*SUPPLIED MATERIAL*
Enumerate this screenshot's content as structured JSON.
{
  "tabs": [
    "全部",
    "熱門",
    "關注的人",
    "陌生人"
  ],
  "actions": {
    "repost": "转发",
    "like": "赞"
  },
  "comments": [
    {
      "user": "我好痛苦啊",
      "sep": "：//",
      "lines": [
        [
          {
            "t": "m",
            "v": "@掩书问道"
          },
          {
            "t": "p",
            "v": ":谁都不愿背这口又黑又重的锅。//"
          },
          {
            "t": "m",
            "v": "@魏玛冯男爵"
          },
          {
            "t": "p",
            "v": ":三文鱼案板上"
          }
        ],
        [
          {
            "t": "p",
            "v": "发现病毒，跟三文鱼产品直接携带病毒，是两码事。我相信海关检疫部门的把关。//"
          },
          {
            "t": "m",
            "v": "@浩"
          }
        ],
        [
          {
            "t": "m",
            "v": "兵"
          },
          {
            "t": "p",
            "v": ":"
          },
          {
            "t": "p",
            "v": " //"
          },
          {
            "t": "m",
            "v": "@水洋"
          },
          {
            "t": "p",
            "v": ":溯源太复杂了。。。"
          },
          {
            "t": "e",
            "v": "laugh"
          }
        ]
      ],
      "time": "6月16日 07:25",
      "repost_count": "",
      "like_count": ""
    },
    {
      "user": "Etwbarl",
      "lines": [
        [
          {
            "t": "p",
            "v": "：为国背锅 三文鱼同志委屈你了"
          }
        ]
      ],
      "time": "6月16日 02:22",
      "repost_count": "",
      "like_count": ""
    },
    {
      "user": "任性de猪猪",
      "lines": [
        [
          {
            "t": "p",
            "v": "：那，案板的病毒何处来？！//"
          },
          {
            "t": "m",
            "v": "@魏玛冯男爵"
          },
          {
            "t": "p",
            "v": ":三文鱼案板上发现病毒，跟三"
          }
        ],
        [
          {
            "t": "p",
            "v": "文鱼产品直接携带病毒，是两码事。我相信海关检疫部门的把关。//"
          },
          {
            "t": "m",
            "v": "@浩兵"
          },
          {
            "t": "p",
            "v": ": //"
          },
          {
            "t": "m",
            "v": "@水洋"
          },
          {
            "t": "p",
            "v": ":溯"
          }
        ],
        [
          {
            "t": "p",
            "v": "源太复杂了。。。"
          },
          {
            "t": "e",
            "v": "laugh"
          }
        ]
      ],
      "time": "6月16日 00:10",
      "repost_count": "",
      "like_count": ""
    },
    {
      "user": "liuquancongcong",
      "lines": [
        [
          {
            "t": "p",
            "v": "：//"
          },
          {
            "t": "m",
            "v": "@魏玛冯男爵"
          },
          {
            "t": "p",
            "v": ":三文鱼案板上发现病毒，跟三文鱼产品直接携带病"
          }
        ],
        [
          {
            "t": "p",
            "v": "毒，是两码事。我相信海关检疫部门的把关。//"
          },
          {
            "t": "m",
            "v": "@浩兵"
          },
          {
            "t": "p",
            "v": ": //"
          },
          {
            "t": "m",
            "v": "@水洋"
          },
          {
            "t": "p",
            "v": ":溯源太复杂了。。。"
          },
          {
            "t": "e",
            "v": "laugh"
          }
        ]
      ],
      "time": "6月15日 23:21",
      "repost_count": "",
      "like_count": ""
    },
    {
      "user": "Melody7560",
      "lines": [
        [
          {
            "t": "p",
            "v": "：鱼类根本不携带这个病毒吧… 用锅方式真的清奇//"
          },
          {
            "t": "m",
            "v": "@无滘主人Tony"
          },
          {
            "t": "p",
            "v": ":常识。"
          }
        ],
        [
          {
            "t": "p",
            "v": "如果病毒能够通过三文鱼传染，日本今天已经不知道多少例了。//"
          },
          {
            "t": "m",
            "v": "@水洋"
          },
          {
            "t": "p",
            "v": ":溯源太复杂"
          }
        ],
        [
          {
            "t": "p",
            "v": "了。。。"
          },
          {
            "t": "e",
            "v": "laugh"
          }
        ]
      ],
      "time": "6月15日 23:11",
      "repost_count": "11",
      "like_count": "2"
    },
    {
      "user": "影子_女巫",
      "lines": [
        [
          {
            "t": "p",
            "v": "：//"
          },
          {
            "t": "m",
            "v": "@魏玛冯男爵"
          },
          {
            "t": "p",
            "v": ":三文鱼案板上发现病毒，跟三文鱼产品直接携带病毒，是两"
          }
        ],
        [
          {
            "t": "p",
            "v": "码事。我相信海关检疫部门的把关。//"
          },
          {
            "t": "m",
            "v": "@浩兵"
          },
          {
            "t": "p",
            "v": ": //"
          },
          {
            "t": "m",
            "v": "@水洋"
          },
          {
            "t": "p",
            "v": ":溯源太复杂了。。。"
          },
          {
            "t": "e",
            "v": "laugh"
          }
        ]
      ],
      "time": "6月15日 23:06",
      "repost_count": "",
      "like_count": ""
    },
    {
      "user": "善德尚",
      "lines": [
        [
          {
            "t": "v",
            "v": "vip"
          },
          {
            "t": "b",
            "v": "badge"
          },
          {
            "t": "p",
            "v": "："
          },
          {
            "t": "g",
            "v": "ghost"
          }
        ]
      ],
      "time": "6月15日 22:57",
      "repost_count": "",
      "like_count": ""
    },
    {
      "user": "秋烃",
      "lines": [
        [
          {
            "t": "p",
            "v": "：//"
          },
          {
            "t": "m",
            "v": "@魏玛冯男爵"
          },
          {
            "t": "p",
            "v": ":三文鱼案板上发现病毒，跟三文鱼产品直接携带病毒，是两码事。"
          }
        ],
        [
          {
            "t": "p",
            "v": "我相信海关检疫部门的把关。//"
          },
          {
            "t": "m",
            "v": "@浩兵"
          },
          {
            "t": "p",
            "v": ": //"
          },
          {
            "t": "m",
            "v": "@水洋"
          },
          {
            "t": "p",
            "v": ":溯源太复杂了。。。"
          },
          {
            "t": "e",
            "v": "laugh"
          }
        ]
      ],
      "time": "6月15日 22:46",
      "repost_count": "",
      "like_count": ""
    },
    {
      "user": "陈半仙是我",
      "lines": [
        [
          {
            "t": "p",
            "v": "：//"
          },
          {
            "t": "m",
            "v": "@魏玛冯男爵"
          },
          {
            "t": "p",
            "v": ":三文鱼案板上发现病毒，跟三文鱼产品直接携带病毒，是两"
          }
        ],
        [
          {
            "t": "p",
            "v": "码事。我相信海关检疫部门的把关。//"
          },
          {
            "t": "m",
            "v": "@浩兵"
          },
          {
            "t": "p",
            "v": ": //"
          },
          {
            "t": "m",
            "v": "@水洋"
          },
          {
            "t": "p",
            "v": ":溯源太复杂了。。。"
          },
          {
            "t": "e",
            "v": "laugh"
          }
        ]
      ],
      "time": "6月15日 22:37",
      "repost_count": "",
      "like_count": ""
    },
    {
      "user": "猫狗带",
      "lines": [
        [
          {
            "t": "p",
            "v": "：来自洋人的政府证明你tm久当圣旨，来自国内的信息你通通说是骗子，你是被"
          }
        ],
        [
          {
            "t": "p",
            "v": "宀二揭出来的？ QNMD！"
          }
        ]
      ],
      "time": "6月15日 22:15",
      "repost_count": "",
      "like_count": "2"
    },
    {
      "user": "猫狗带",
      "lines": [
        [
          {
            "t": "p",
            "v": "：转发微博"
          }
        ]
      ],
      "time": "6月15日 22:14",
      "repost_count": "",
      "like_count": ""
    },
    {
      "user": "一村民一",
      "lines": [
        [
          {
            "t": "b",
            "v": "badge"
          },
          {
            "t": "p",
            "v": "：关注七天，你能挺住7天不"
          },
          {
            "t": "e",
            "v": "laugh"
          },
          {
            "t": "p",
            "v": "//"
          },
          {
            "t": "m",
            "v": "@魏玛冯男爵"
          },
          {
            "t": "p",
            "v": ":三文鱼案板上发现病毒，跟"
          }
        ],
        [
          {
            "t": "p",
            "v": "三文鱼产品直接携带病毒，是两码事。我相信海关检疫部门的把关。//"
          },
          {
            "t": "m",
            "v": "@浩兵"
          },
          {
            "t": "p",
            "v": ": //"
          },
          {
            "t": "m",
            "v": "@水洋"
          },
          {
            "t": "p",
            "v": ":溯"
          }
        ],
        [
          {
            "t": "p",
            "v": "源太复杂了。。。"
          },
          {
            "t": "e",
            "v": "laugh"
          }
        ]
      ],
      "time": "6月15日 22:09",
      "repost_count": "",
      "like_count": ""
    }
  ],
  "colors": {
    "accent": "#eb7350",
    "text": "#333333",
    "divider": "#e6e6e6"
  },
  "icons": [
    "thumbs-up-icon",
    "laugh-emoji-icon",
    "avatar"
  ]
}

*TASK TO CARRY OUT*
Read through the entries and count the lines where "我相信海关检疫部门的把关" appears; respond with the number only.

*RESULT*
7